The logo of an enterprise or a company is what can make or break it. A simple, easily recognisable logo will always have a higher recall value over a complicated logo. We’re sure you’ve wondered how the logos of some of the best known companies of the world were conceived. Good call because some of them have some amazing stories behind them, and some hidden meanings too. Take a look!
Ever looked at Adidas’ symbol as a mountain? Well, that’s exactly what it’s supposed to mean. The three stripes, which were part of the original logo in 1967, never really meant anything. It was just supposed to be unique. In the ’90s, though, they slanted the stripes so that it would represent a mountain, which stands for the obstacles people need to overcome. After all, impossible is nothing.
While the arrow does look like a smiley, that’s not what it stands for. Notice how the arrow is pointing from the ‘a’ to the ‘z’? This represents the fact that Amazon provides a variety of items for sale, literally from A to Z.
If you thought the apple had anything to do with Newton’s law of gravity, you’re wrong. However, if you thought that the Apple logo had to do with the creation story of Adam and Eve, then you guessed correctly. It represents the forbidden fruit from the “Tree of Knowledge”.
Four hoops. Just a plain and simple design, right? Well, wrong. In fact, each of these hoops stands for the 4 founding companies of the Auto-Union Consortium way back in 1932 – DKW, Horch, Wanderer and Audi.
BMW has a history in aviation and its logo actually stays true to its roots. The blue and white represent a propeller in motion with the sky peeking through. In fact, BMW had a role in World War II as a creator of aircraft engines for the German military. Pretty cool, ain’t it?
The Google logo has four primary colors in a row before it’s broken by a secondary color. Actually, Google wanted to show that they don’t play by the rules and are also playful without making the symbol bulky. To do that, they just used simple letters and colors.
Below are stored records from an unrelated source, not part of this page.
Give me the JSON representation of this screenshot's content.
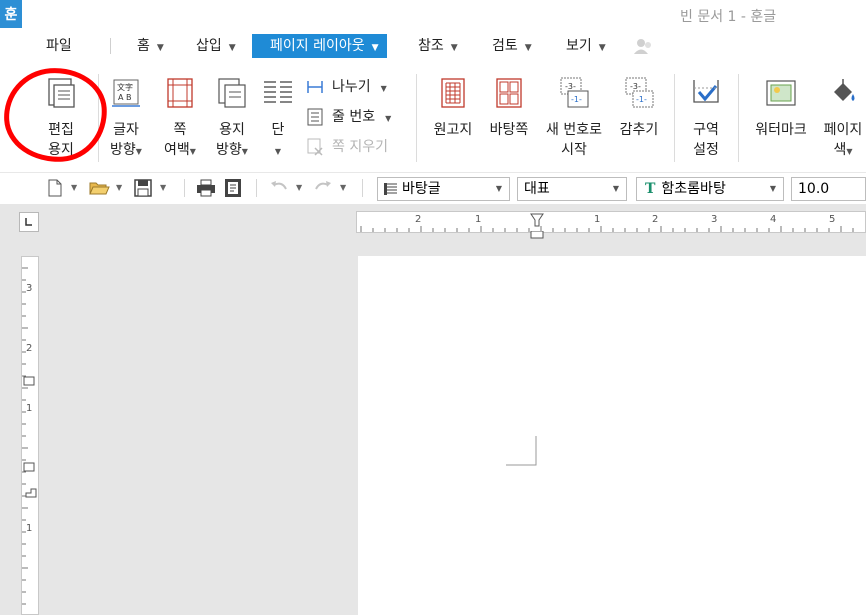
{
  "app": {
    "icon_glyph": "훈",
    "window_title": "빈 문서 1 - 훈글",
    "accent_color": "#1f8bd6"
  },
  "menubar": {
    "items": [
      {
        "label": "파일"
      },
      {
        "label": "홈"
      },
      {
        "label": "삽입"
      },
      {
        "label": "페이지 레이아웃",
        "active": true
      },
      {
        "label": "참조"
      },
      {
        "label": "검토"
      },
      {
        "label": "보기"
      }
    ]
  },
  "ribbon": {
    "edit_paper": {
      "line1": "편집",
      "line2": "용지"
    },
    "text_direction": {
      "line1": "글자",
      "line2": "방향"
    },
    "page_margin": {
      "line1": "쪽",
      "line2": "여백"
    },
    "paper_orientation": {
      "line1": "용지",
      "line2": "방향"
    },
    "columns": {
      "line1": "단"
    },
    "divide": {
      "label": "나누기"
    },
    "line_number": {
      "label": "줄 번호"
    },
    "delete_page": {
      "label": "쪽 지우기"
    },
    "manuscript": {
      "label": "원고지"
    },
    "background_page": {
      "label": "바탕쪽"
    },
    "new_number_start": {
      "line1": "새 번호로",
      "line2": "시작"
    },
    "hide": {
      "label": "감추기"
    },
    "section_settings": {
      "line1": "구역",
      "line2": "설정"
    },
    "watermark": {
      "label": "워터마크"
    },
    "page_color": {
      "line1": "페이지",
      "line2": "색"
    },
    "highlight_color": "#ff0000"
  },
  "toolbar": {
    "style_value": "바탕글",
    "lang_value": "대표",
    "font_value": "함초롬바탕",
    "font_icon": "T",
    "size_value": "10.0"
  },
  "ruler": {
    "h_labels": [
      "2",
      "1",
      "1",
      "2",
      "3",
      "4",
      "5"
    ],
    "v_labels": [
      "3",
      "2",
      "1",
      "1"
    ]
  }
}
The FedEx logo is an interesting one! At first glance, all you can really notice are the two different colors. But if you look closely, you can see an arrow is created between the spaces of the letter ‘E’ and ‘X’, representing the company’s forward-thinking ways and outlook towards the future.
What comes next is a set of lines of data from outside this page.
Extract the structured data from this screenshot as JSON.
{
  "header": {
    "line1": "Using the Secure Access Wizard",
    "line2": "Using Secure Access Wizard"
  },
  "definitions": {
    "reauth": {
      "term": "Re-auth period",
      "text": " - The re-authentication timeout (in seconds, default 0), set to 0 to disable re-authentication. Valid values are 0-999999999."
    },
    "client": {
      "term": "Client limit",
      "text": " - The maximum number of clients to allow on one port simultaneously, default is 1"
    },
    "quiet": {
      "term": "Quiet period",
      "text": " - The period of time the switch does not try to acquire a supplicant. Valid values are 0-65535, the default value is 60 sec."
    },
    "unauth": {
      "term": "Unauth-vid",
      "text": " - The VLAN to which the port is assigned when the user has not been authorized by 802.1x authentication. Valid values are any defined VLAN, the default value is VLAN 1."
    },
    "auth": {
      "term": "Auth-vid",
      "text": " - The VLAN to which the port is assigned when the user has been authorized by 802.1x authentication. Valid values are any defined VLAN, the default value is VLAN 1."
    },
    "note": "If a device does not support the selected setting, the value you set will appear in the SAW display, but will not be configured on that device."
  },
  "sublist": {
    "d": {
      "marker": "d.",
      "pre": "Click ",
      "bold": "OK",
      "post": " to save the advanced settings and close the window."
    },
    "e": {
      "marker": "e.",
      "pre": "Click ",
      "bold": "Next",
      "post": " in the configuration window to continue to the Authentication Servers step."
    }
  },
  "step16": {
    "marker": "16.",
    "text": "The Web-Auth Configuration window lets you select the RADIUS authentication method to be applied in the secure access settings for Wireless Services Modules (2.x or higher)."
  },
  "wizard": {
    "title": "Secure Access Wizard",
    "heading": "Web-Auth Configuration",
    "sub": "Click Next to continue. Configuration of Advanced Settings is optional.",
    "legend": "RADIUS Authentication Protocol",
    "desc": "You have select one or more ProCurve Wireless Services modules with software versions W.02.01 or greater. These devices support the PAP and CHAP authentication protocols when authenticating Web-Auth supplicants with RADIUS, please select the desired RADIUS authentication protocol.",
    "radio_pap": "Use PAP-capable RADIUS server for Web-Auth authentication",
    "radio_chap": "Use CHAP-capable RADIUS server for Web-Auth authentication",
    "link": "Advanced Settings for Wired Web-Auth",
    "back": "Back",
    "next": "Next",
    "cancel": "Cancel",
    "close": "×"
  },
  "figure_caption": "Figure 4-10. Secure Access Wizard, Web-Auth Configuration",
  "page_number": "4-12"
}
The white lines passing through give the appearance of the ‘equal to’ sign in the lower right corner, representing equality. In fact, IBM’s logo has a hidden message for the whole world hidden in the big blue logo that represents its company.
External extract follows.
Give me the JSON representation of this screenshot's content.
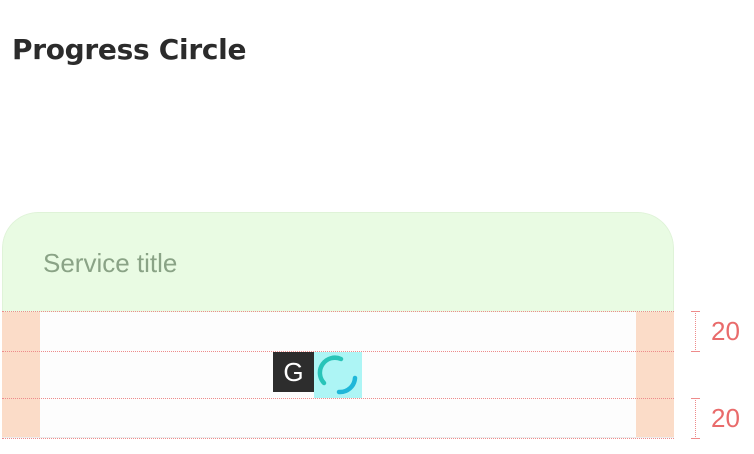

Yes, it really means “M” for McDonald’s and there really isn’t any other meaning McDonald’s had intended. Instead, it came to mean something unintentionally by customers, at least according to design consultant and psychologist Louis Cheskin. In the ’60s, McDonald’s wanted to change their logo but Cheskin insisted on leaving the golden arches. He said it’s because customers unconsciously recognise the logo as “symbolism of a pair of nourishing breasts” (via BBC). Whether we unconsciously believe this or not, Cheskin convinced them and now the logo is one of the most recognisable in the world. I personally, never have, and never will see them as breasts of any form.
The Mercedes-Benz logo is the most confident one of the bunch. The tri-star is representative of the company’s dominance in quality and style over all things land, sea and air.
In 2008, Pepsi spent $1 million to pay Arnell Associates to come up with the new logo (the old is on the left and the new, on the right). As a result, Pepsi had to pay millions more to re-brand everything. Then Arnell’s document was leaked and it was entitled, “Breathtaking Design Strategy.” It proposes that the new logo is some kind of Da Vinci Code. According to Arnell’s document, the Pepsi logo draws on Feng Shui, the Renaissance, the Earth’s Geodynamo, the theory of relativity, the universe, and more.The Pepsi logo is the key to the universe. All this, and still 2nd to Coke. Ouch!
The three ellipses that are found in the logo for Toyota represent three hearts: the heart of the customer, the heart of the product, and the heart of progress in the field of technology. Aw, so sweet Toyota.
Volkswagen keeps its logo very simple, but heartwarming as well. The ‘V’ and the ‘W’ can easily be seen. ‘Volks’, in German, means people, while ‘Wagen’ means car. It’s the car for the people! Can’t get simpler than this.